What we may deplore is this business of trying to swindle the innocent people through this unorthodox and illegal housing schemes. It is unfortunate that this disease is now creeping into our young people and I would want to applaud our police force for recently apprehending such culprits and removing them from the public, Gomwe being one in particular. These are enemies of development because they will continue to cause the suffering of our people.
THE TEMPORARY SPEAKER: Order hon. member, it is just a reminder that you are left with five minutes.
MR. BHASIKITI-TSHUMA: Thank you Mr. Speaker. The same goes with the culture of corruption which is developing fast into a norm from every sector and no one is innocent in this crime of corruption. Our people continue to suffer because they look forward to leadership for proper delivery of service, little do they know that the leaders have become too corrupt to think of the generality of the people –[HON. MEMBERS: Hear, hear] – In the yesteryear Mr. Speaker, we used to have problems with what we called bourgeois capitalists but alas, we have replaced the white capitalists with black capitalists, unfortunately who are in leadership and are supposed to be taking care of the poor majority. They have abandoned the poor. They have abandoned the people, the only person who remains thinking about the people is His Excellency; the President put people first – [HON. MEMBERS: Hear, hear.] – He needs fresh disciples to this cause –[HON. MEMBERS: Hear, hear.] –
Mr. Speaker, I would end by saying to you that when our people celebrated the independence and freedom of their country, they thought they were going to remain free and independent but currently, they are living in oppression –[HON. MEMBERS: Inaudible interjections.] – They are living in fear, deep fear has engulfed our nation and everyone is afraid that he or she can be killed – [HON. MEMBERS: Inaudible interjections.] – It is unfortunate ….

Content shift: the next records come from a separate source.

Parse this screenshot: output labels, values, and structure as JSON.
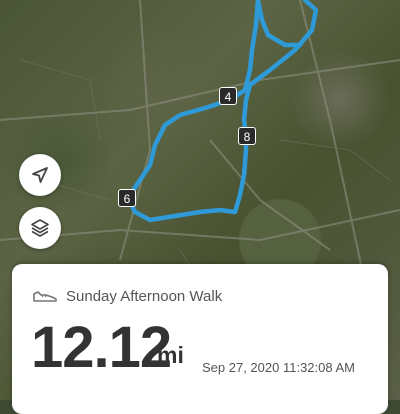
{
  "map": {
    "route_color": "#2f9ad8",
    "markers": [
      {
        "label": "4"
      },
      {
        "label": "8"
      },
      {
        "label": "6"
      }
    ]
  },
  "controls": {
    "navigate_icon": "navigate-arrow-icon",
    "layers_icon": "layers-icon"
  },
  "activity": {
    "icon": "shoe-icon",
    "name": "Sunday Afternoon Walk",
    "distance": "12.12",
    "unit": "mi",
    "datetime": "Sep 27, 2020 11:32:08 AM"
  }
}
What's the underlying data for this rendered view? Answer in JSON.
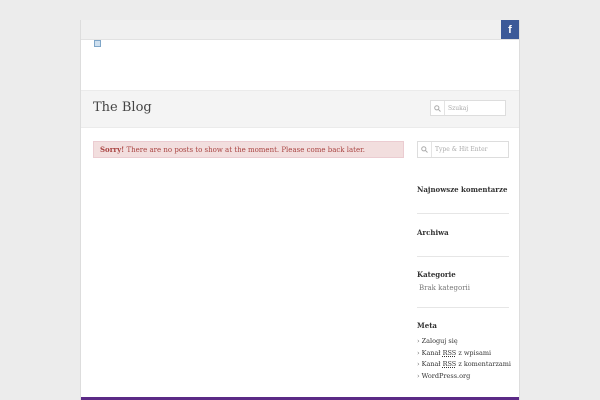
{
  "social": {
    "facebook_label": "f"
  },
  "header": {
    "site_title": "The Blog"
  },
  "search": {
    "top_placeholder": "Szukaj",
    "sidebar_placeholder": "Type & Hit Enter"
  },
  "alert": {
    "strong": "Sorry!",
    "message": " There are no posts to show at the moment. Please come back later."
  },
  "sidebar": {
    "recent_comments_title": "Najnowsze komentarze",
    "archives_title": "Archiwa",
    "categories_title": "Kategorie",
    "categories_empty": "Brak kategorii",
    "meta_title": "Meta",
    "meta_links": {
      "login": "Zaloguj się",
      "entries_rss_pre": "Kanał ",
      "entries_rss_abbr": "RSS",
      "entries_rss_post": " z wpisami",
      "comments_rss_pre": "Kanał ",
      "comments_rss_abbr": "RSS",
      "comments_rss_post": " z komentarzami",
      "wordpress": "WordPress.org"
    }
  },
  "colors": {
    "facebook": "#3b5998",
    "alert_bg": "#f2dede",
    "alert_text": "#a94442",
    "footer_bar": "#5b2a86"
  }
}
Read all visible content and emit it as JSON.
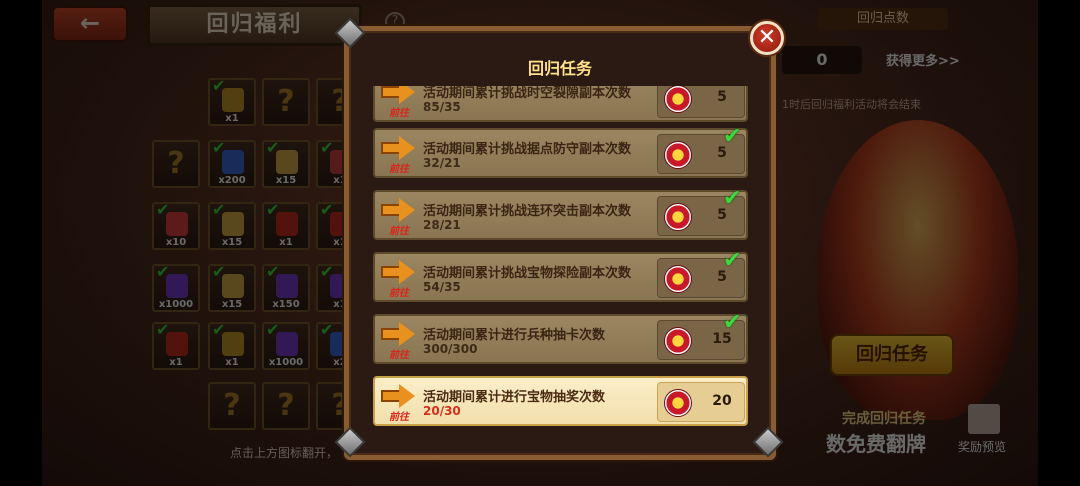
{
  "background": {
    "back_label": "←",
    "title": "回归福利",
    "help": "?",
    "bottom_hint": "点击上方图标翻开，",
    "cards": [
      {
        "type": "item",
        "count": "x1",
        "checked": true,
        "color": "#c79a2a"
      },
      {
        "type": "unknown",
        "count": "",
        "checked": false,
        "color": ""
      },
      {
        "type": "unknown",
        "count": "",
        "checked": false,
        "color": ""
      },
      {
        "type": "unknown",
        "count": "",
        "checked": false,
        "color": ""
      },
      {
        "type": "item",
        "count": "x200",
        "checked": true,
        "color": "#3a6ad8"
      },
      {
        "type": "item",
        "count": "x15",
        "checked": true,
        "color": "#d8b04a"
      },
      {
        "type": "item",
        "count": "x1",
        "checked": true,
        "color": "#d04040"
      },
      {
        "type": "item",
        "count": "x10",
        "checked": true,
        "color": "#e04040"
      },
      {
        "type": "item",
        "count": "x15",
        "checked": true,
        "color": "#d8b04a"
      },
      {
        "type": "item",
        "count": "x1",
        "checked": true,
        "color": "#c83020"
      },
      {
        "type": "item",
        "count": "x1",
        "checked": true,
        "color": "#c83020"
      },
      {
        "type": "item",
        "count": "x1000",
        "checked": true,
        "color": "#7a3ad0"
      },
      {
        "type": "item",
        "count": "x15",
        "checked": true,
        "color": "#d8b04a"
      },
      {
        "type": "item",
        "count": "x150",
        "checked": true,
        "color": "#7a3ad0"
      },
      {
        "type": "item",
        "count": "x1",
        "checked": true,
        "color": "#7a3ad0"
      },
      {
        "type": "item",
        "count": "x1",
        "checked": true,
        "color": "#c83020"
      },
      {
        "type": "item",
        "count": "x1",
        "checked": true,
        "color": "#c79a2a"
      },
      {
        "type": "item",
        "count": "x1000",
        "checked": true,
        "color": "#7a3ad0"
      },
      {
        "type": "item",
        "count": "x2",
        "checked": true,
        "color": "#3a6ad8"
      },
      {
        "type": "unknown",
        "count": "",
        "checked": false,
        "color": ""
      },
      {
        "type": "unknown",
        "count": "",
        "checked": false,
        "color": ""
      },
      {
        "type": "unknown",
        "count": "",
        "checked": false,
        "color": ""
      }
    ],
    "right": {
      "points_title": "回归点数",
      "points_value": "0",
      "get_more": "获得更多>>",
      "countdown": "1时后回归福利活动将会结束",
      "recall_button": "回归任务",
      "complete_text": "完成回归任务",
      "free_flip": "数免费翻牌",
      "reward_preview": "奖励预览"
    }
  },
  "dialog": {
    "title": "回归任务",
    "close": "✕",
    "goto_label": "前往",
    "tasks": [
      {
        "desc": "活动期间累计挑战时空裂隙副本次数",
        "progress": "85/35",
        "reward": "5",
        "done": false
      },
      {
        "desc": "活动期间累计挑战据点防守副本次数",
        "progress": "32/21",
        "reward": "5",
        "done": true
      },
      {
        "desc": "活动期间累计挑战连环突击副本次数",
        "progress": "28/21",
        "reward": "5",
        "done": true
      },
      {
        "desc": "活动期间累计挑战宝物探险副本次数",
        "progress": "54/35",
        "reward": "5",
        "done": true
      },
      {
        "desc": "活动期间累计进行兵种抽卡次数",
        "progress": "300/300",
        "reward": "15",
        "done": true
      },
      {
        "desc": "活动期间累计进行宝物抽奖次数",
        "progress": "20/30",
        "reward": "20",
        "done": false,
        "active": true
      }
    ]
  },
  "colors": {
    "accent_gold": "#ffe28a",
    "progress_red": "#d0301a",
    "done_green": "#3dd83d"
  }
}
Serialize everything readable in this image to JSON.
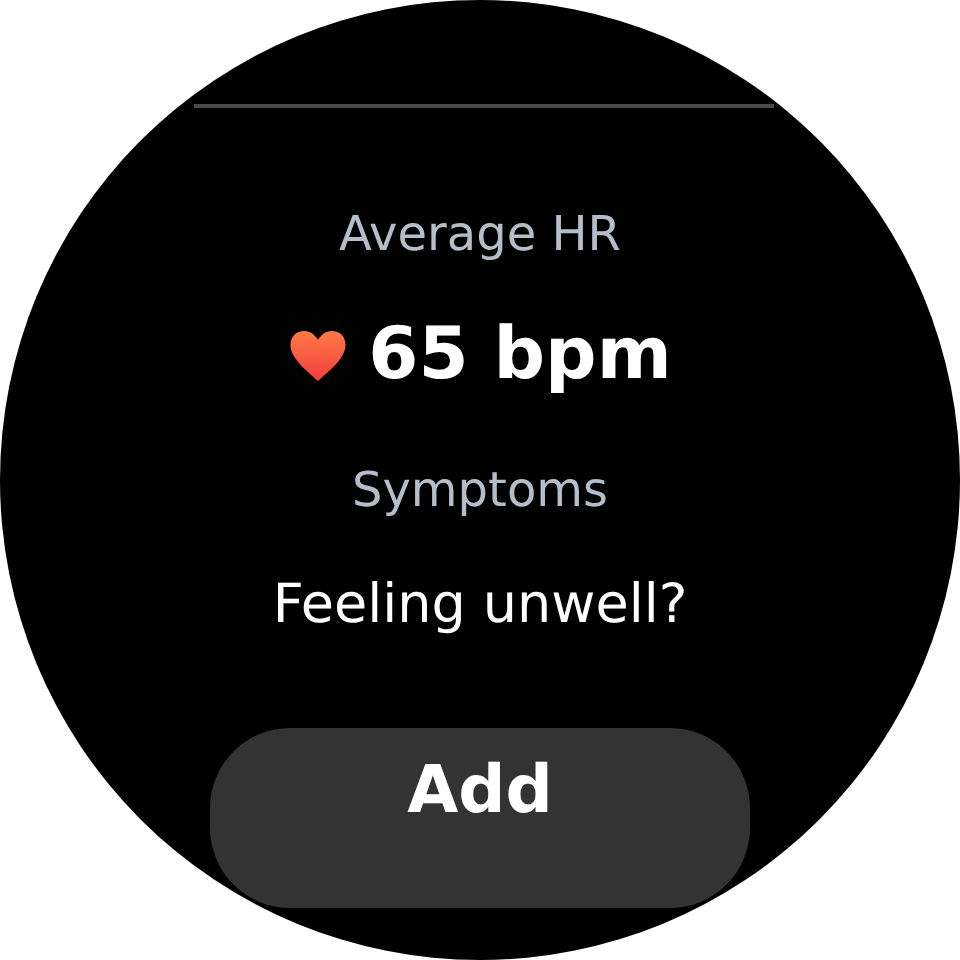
{
  "average_hr": {
    "label": "Average HR",
    "value": "65 bpm"
  },
  "symptoms": {
    "label": "Symptoms",
    "prompt": "Feeling unwell?"
  },
  "buttons": [
    {
      "label": "Add",
      "kind": "primary"
    }
  ]
}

THE TEMPORARY SPEAKER: Order, order, your time is over.
MR. NYANHONGO: On a point of order Mr. Speaker. My point of order is that, we are hon. members here. We need to defend the President’s Speech properly. As it was, Hon. Bhasikiti is distorting the good speech which was made by the President. We do not appreciate that, we do not like that, please can he stop distorting the President’s Speech.
MR. MANDIPAKA: On a point of order Mr. Speaker. I think Hon. Bhasikiti, with all due respect has abused Parliamentary democracy of this august House – [AN HON. MEMBER: Who are you?] – My point of order arises from the fact that Hon. Bhasikiti has alleged in this august House that everyone in this country is corrupt and that is not a correct statement [HON. MEMBERS: Inaudible interjections].
MR. GONESE: On a point of order, mine is a motion. I had stood up and I was just waiting for those points of order to be disposed of. I was just going to raise a motion that the hon. member’s time be extended.
MR. CHAMISA: I second.
MR. MUKWANGWARIWA: I object.
MR. NYANHONGO: I second.
Motion put and agreed to.